Finally I wrote a letter citing specific dates that I’d previously asked for my kids’ records and closed with, “It isn’t supposed to be this hard!  What steps do I need to take to have you release these records that my children’s pediatrician has requested and I have a legal right to obtain?”  This was misconstrued as a threat of legal action, and the records were copied and sent to the new pediatrician promptly.


According to the Health Insurance Portability and Accountability Act (HIPAA), patients in the United States are legally entitled to see their medical records.  Patients are also entitled to copies of that record, including test results.  This is not either/or.  We’re allowed both a peek at the chart, and a copy.

The doctor doesn’t have to give the copies away, though.  It takes time to pull a chart, find the requested pages, make copies, then re-assemble the chart.  Paper and ink for the copy machine cost money.  Postage adds up.  Doctors are allowed to charge a fee to cover the costs associated with getting copies for patients.  One of my first jobs involved quite a bit of filing (which led to my speedy decision to attend college), so I am strongly in favor of making people pay reasonable costs associated with all this paperwork.

Just to confuse matters, in addition to HIPAA, every state has extra laws surrounding the subject of patient-access to medical records.

Confused yet?  There are some circumstances in which doctors can deny a patient’s request – for instance if the doctor believes that the patient would cause harm (to self or another) upon learning the information in question.  There are ways around that, though.  Reference the above links if you need more information.

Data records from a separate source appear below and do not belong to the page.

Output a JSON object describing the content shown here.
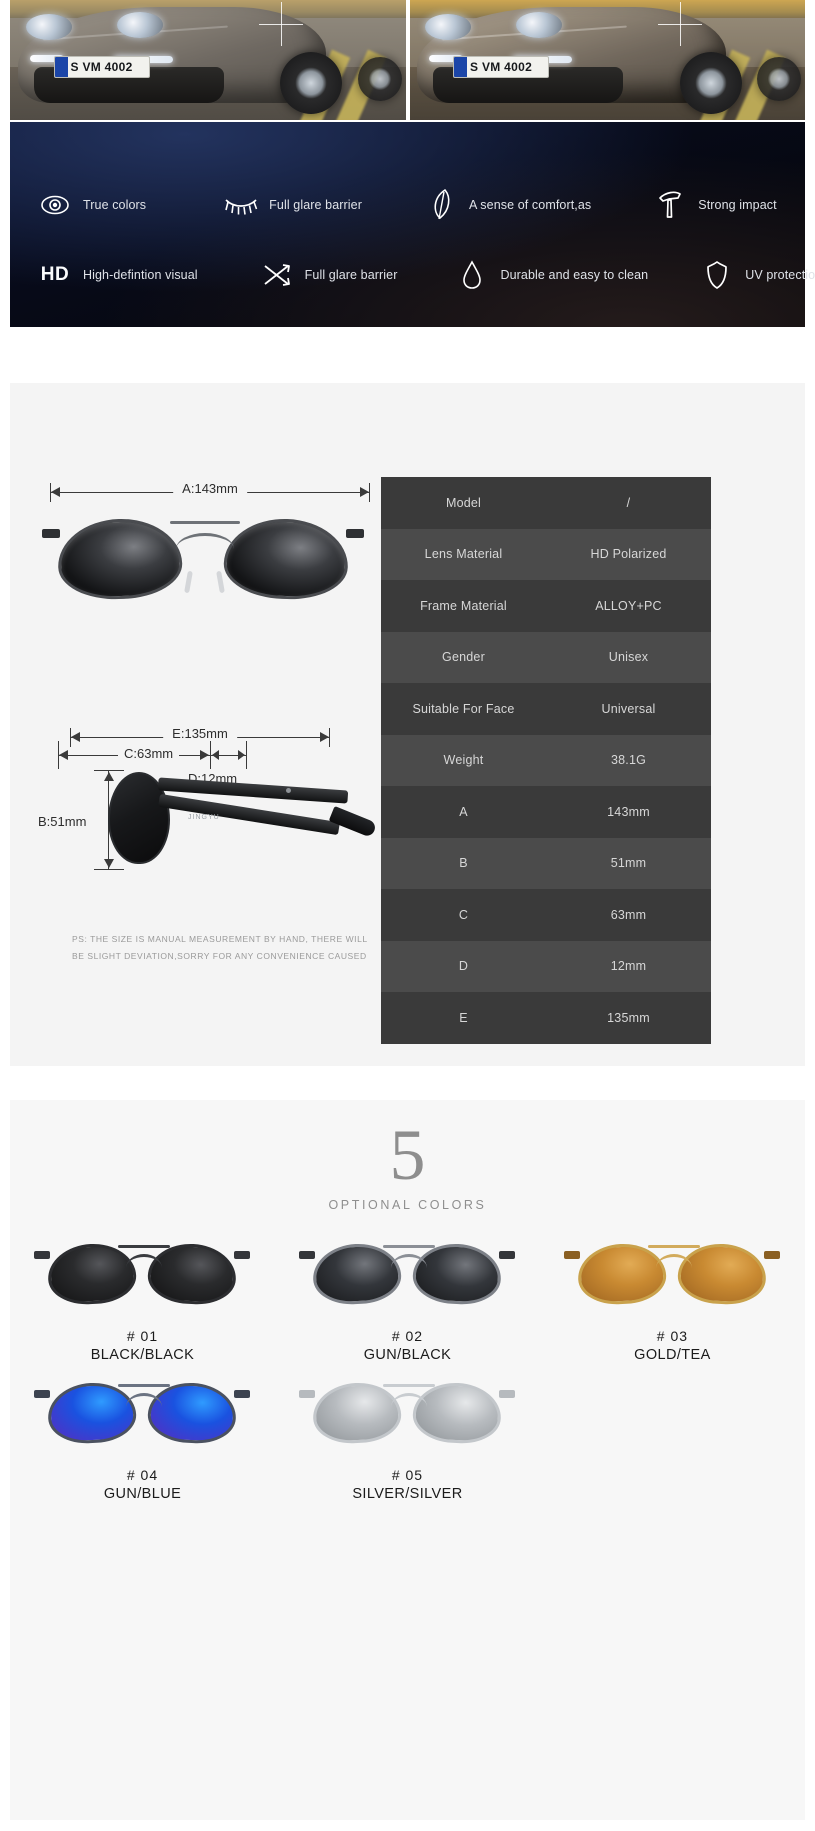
{
  "hero": {
    "photos": [
      {
        "name": "car-photo-normal",
        "plate": "S VM 4002",
        "caption": ""
      },
      {
        "name": "car-photo-polarized",
        "plate": "S VM 4002",
        "caption": ""
      }
    ]
  },
  "features_banner": {
    "rows": [
      [
        {
          "icon": "eye-icon",
          "label": "True colors"
        },
        {
          "icon": "eyelash-icon",
          "label": "Full glare barrier"
        },
        {
          "icon": "feather-icon",
          "label": "A sense of comfort,as"
        },
        {
          "icon": "hammer-icon",
          "label": "Strong impact"
        }
      ],
      [
        {
          "icon": "hd-text-icon",
          "label": "High-defintion visual",
          "icon_text": "HD"
        },
        {
          "icon": "shuffle-arrows-icon",
          "label": "Full glare barrier"
        },
        {
          "icon": "water-drop-icon",
          "label": "Durable and easy to clean"
        },
        {
          "icon": "shield-icon",
          "label": "UV protection"
        }
      ]
    ]
  },
  "dimensions": {
    "front_width": "A:143mm",
    "lens_width": "C:63mm",
    "bridge_width": "D:12mm",
    "temple_length": "E:135mm",
    "lens_height": "B:51mm",
    "ps_note_line1": "PS: THE SIZE IS MANUAL MEASUREMENT BY HAND, THERE WILL",
    "ps_note_line2": "BE SLIGHT DEVIATION,SORRY FOR ANY CONVENIENCE CAUSED"
  },
  "spec_table": {
    "rows": [
      {
        "key": "Model",
        "value": "/"
      },
      {
        "key": "Lens Material",
        "value": "HD Polarized"
      },
      {
        "key": "Frame Material",
        "value": "ALLOY+PC"
      },
      {
        "key": "Gender",
        "value": "Unisex"
      },
      {
        "key": "Suitable For Face",
        "value": "Universal"
      },
      {
        "key": "Weight",
        "value": "38.1G"
      },
      {
        "key": "A",
        "value": "143mm"
      },
      {
        "key": "B",
        "value": "51mm"
      },
      {
        "key": "C",
        "value": "63mm"
      },
      {
        "key": "D",
        "value": "12mm"
      },
      {
        "key": "E",
        "value": "135mm"
      }
    ]
  },
  "colors_section": {
    "count": "5",
    "caption": "OPTIONAL COLORS",
    "items": [
      {
        "code": "#  01",
        "name": "BLACK/BLACK",
        "lens_color": "#1a1a1c",
        "frame_color": "#262629"
      },
      {
        "code": "#  02",
        "name": "GUN/BLACK",
        "lens_color": "#2a2d33",
        "frame_color": "#6e737a"
      },
      {
        "code": "#  03",
        "name": "GOLD/TEA",
        "lens_color": "#b5762a",
        "frame_color": "#c79a4a"
      },
      {
        "code": "#  04",
        "name": "GUN/BLUE",
        "lens_color": "#1b48c8",
        "frame_color": "#5d6470"
      },
      {
        "code": "#  05",
        "name": "SILVER/SILVER",
        "lens_color": "#a9adb2",
        "frame_color": "#c6cace"
      }
    ]
  }
}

If a simple request to your doctor doesn’t yield the desired results, check out Trisha Torrey’s How to Request Your Medical Records for some good tips.